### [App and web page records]
*** Block opens ***

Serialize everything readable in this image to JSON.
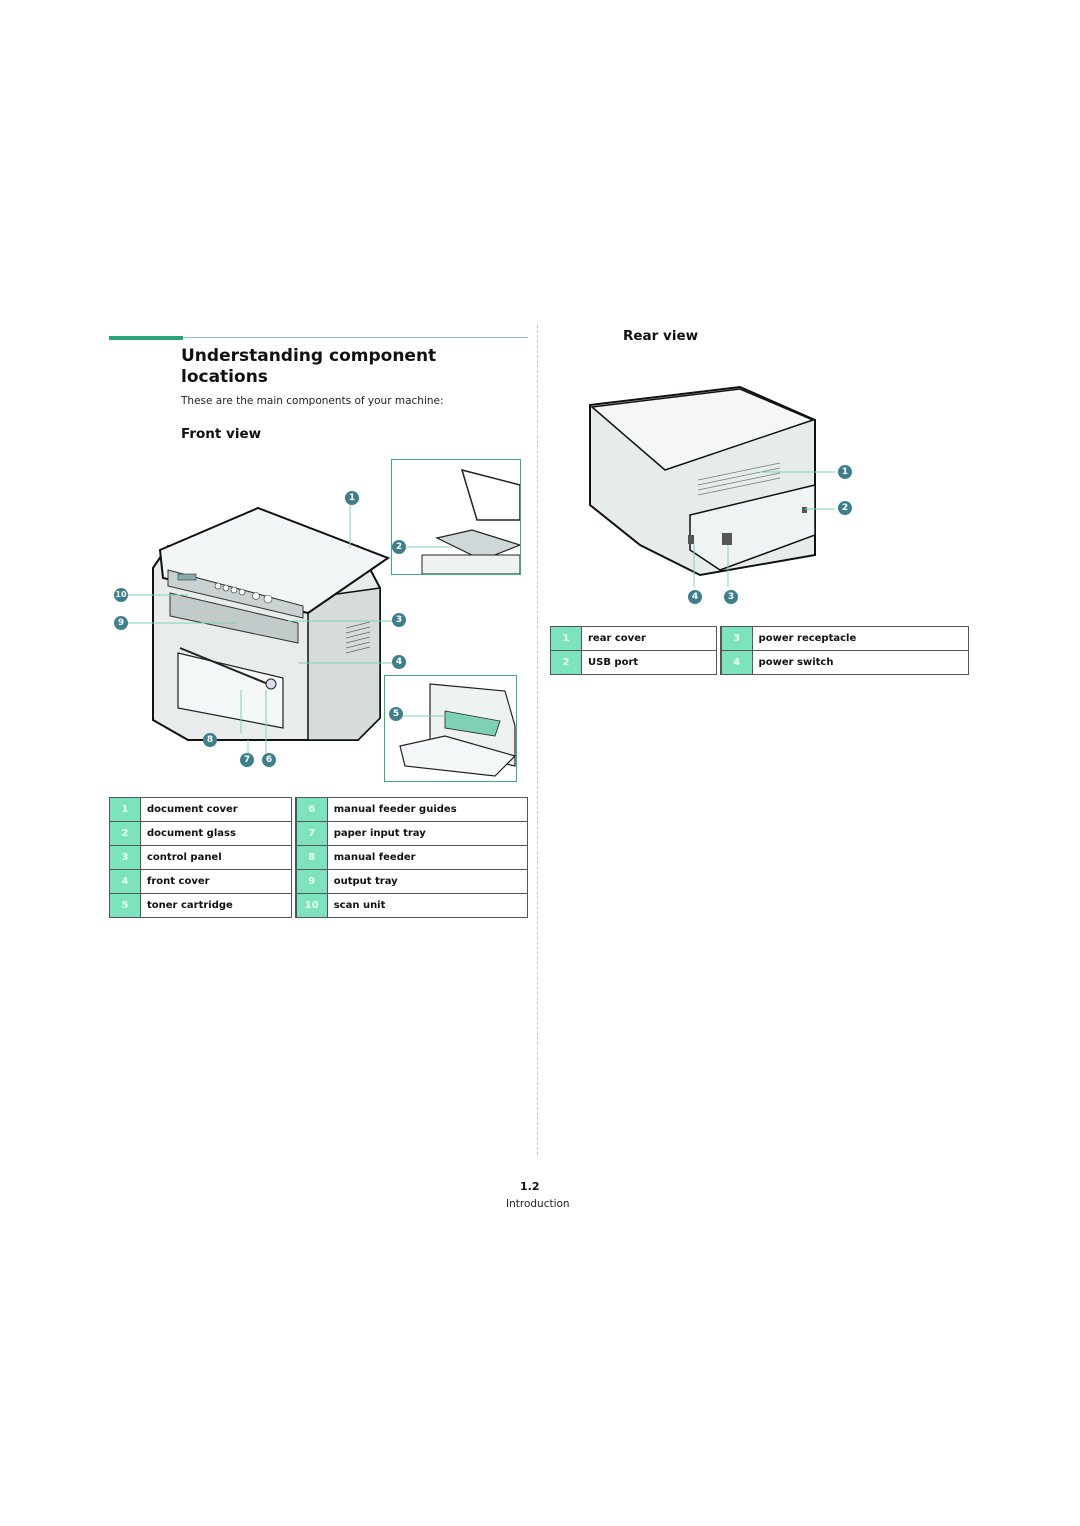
{
  "heading": {
    "title": "Understanding component locations",
    "intro": "These are the main components of your machine:"
  },
  "front_view": {
    "title": "Front view",
    "callouts": [
      "1",
      "2",
      "3",
      "4",
      "5",
      "6",
      "7",
      "8",
      "9",
      "10"
    ],
    "table": [
      {
        "num": "1",
        "label": "document cover"
      },
      {
        "num": "2",
        "label": "document glass"
      },
      {
        "num": "3",
        "label": "control panel"
      },
      {
        "num": "4",
        "label": "front cover"
      },
      {
        "num": "5",
        "label": "toner cartridge"
      },
      {
        "num": "6",
        "label": "manual feeder guides"
      },
      {
        "num": "7",
        "label": "paper input tray"
      },
      {
        "num": "8",
        "label": "manual feeder"
      },
      {
        "num": "9",
        "label": "output tray"
      },
      {
        "num": "10",
        "label": "scan unit"
      }
    ]
  },
  "rear_view": {
    "title": "Rear view",
    "callouts": [
      "1",
      "2",
      "3",
      "4"
    ],
    "table": [
      {
        "num": "1",
        "label": "rear cover"
      },
      {
        "num": "2",
        "label": "USB port"
      },
      {
        "num": "3",
        "label": "power receptacle"
      },
      {
        "num": "4",
        "label": "power switch"
      }
    ]
  },
  "footer": {
    "page_number": "1.2",
    "section": "Introduction"
  },
  "colors": {
    "accent": "#2aa57a",
    "table_number_bg": "#7de3bd",
    "callout": "#3f7f8c"
  }
}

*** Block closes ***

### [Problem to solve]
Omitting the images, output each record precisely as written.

### [Answer box]
Serialize everything readable in this image to JSON.
{
  "heading": {
    "title": "Understanding component locations",
    "intro": "These are the main components of your machine:"
  },
  "front_view": {
    "title": "Front view",
    "callouts": [
      "1",
      "2",
      "3",
      "4",
      "5",
      "6",
      "7",
      "8",
      "9",
      "10"
    ],
    "table": [
      {
        "num": "1",
        "label": "document cover"
      },
      {
        "num": "2",
        "label": "document glass"
      },
      {
        "num": "3",
        "label": "control panel"
      },
      {
        "num": "4",
        "label": "front cover"
      },
      {
        "num": "5",
        "label": "toner cartridge"
      },
      {
        "num": "6",
        "label": "manual feeder guides"
      },
      {
        "num": "7",
        "label": "paper input tray"
      },
      {
        "num": "8",
        "label": "manual feeder"
      },
      {
        "num": "9",
        "label": "output tray"
      },
      {
        "num": "10",
        "label": "scan unit"
      }
    ]
  },
  "rear_view": {
    "title": "Rear view",
    "callouts": [
      "1",
      "2",
      "3",
      "4"
    ],
    "table": [
      {
        "num": "1",
        "label": "rear cover"
      },
      {
        "num": "2",
        "label": "USB port"
      },
      {
        "num": "3",
        "label": "power receptacle"
      },
      {
        "num": "4",
        "label": "power switch"
      }
    ]
  },
  "footer": {
    "page_number": "1.2",
    "section": "Introduction"
  },
  "colors": {
    "accent": "#2aa57a",
    "table_number_bg": "#7de3bd",
    "callout": "#3f7f8c"
  }
}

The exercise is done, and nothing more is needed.